━━━ Entries provided

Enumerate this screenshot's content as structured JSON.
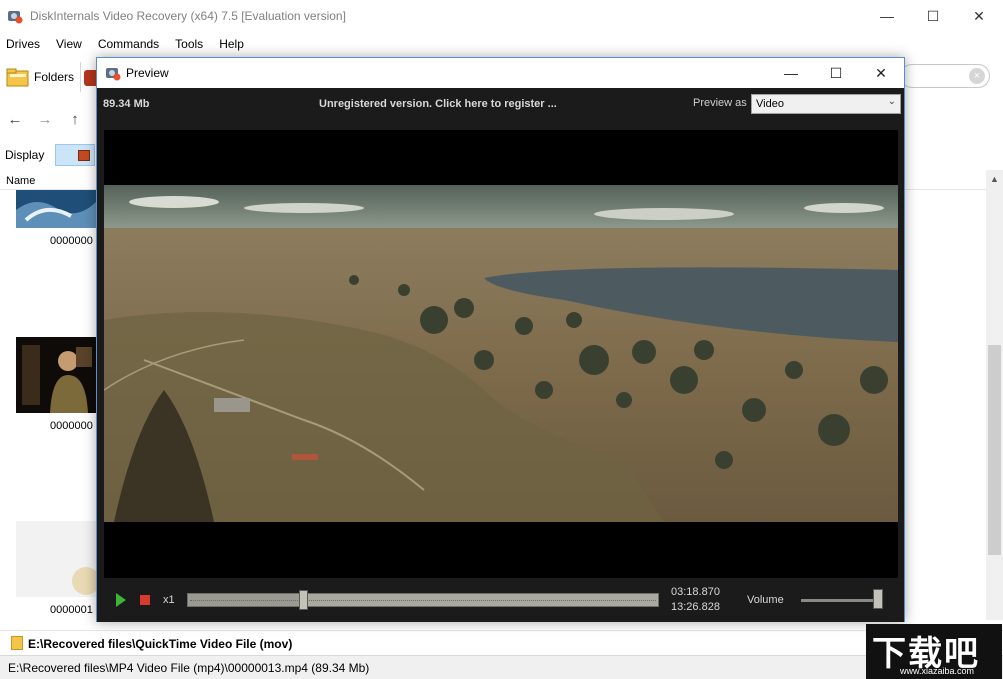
{
  "window": {
    "title": "DiskInternals Video Recovery (x64) 7.5 [Evaluation version]",
    "controls": {
      "minimize": "—",
      "maximize": "☐",
      "close": "✕"
    }
  },
  "menu": [
    "Drives",
    "View",
    "Commands",
    "Tools",
    "Help"
  ],
  "toolbar": {
    "folders_label": "Folders"
  },
  "search": {
    "value": "",
    "clear_icon": "×"
  },
  "nav": {
    "back": "←",
    "forward": "→",
    "up": "↑"
  },
  "display": {
    "label": "Display"
  },
  "list": {
    "column_name": "Name",
    "items": [
      {
        "label": "0000000"
      },
      {
        "label": "0000000"
      },
      {
        "label": "0000001"
      }
    ]
  },
  "path_bar": {
    "text": "E:\\Recovered files\\QuickTime Video File (mov)"
  },
  "status_bar": {
    "text": "E:\\Recovered files\\MP4 Video File (mp4)\\00000013.mp4 (89.34 Mb)"
  },
  "preview": {
    "title": "Preview",
    "controls": {
      "minimize": "—",
      "maximize": "☐",
      "close": "✕"
    },
    "file_size": "89.34 Mb",
    "register_text": "Unregistered version. Click here to register ...",
    "preview_as_label": "Preview as",
    "preview_as_value": "Video",
    "speed": "x1",
    "current_time": "03:18.870",
    "total_time": "13:26.828",
    "progress_fraction": 0.24,
    "volume_label": "Volume",
    "volume_fraction": 1.0
  },
  "watermark": {
    "main": "下载吧",
    "sub": "www.xiazaiba.com"
  }
}
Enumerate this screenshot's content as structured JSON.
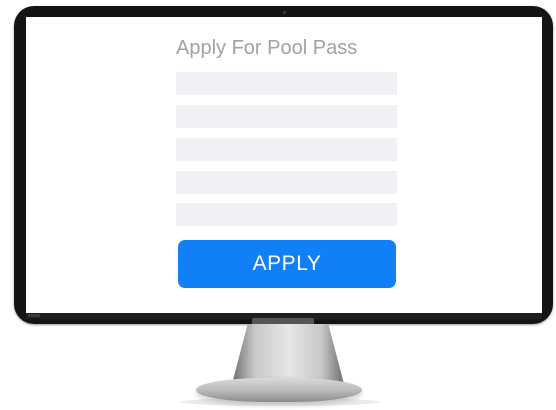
{
  "form": {
    "title": "Apply For Pool Pass",
    "fields": [
      {
        "value": "",
        "placeholder": ""
      },
      {
        "value": "",
        "placeholder": ""
      },
      {
        "value": "",
        "placeholder": ""
      },
      {
        "value": "",
        "placeholder": ""
      },
      {
        "value": "",
        "placeholder": ""
      }
    ],
    "apply_label": "APPLY"
  },
  "colors": {
    "accent": "#1180f7",
    "field_background": "#f1f1f5",
    "title_text": "#a1a1a6",
    "bezel": "#141414"
  }
}
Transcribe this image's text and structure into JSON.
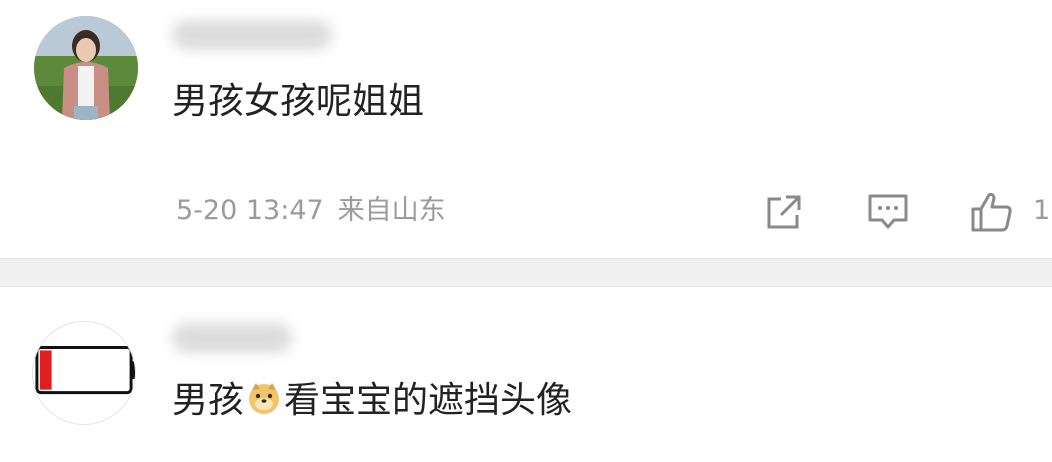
{
  "comments": [
    {
      "text": "男孩女孩呢姐姐",
      "time": "5-20 13:47",
      "location": "来自山东",
      "likes": "1",
      "avatar": "photo-avatar"
    },
    {
      "text_before": "男孩",
      "emoji": "doge-emoji",
      "text_after": "看宝宝的遮挡头像",
      "avatar": "battery-avatar"
    }
  ],
  "icons": {
    "share": "share-icon",
    "reply": "reply-icon",
    "like": "thumbs-up-icon"
  },
  "colors": {
    "meta_text": "#9b9b9b",
    "battery_red": "#e02020",
    "divider": "#f0f0f0"
  }
}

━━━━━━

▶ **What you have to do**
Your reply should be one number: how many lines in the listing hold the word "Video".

▶ **Output of the exercise**
4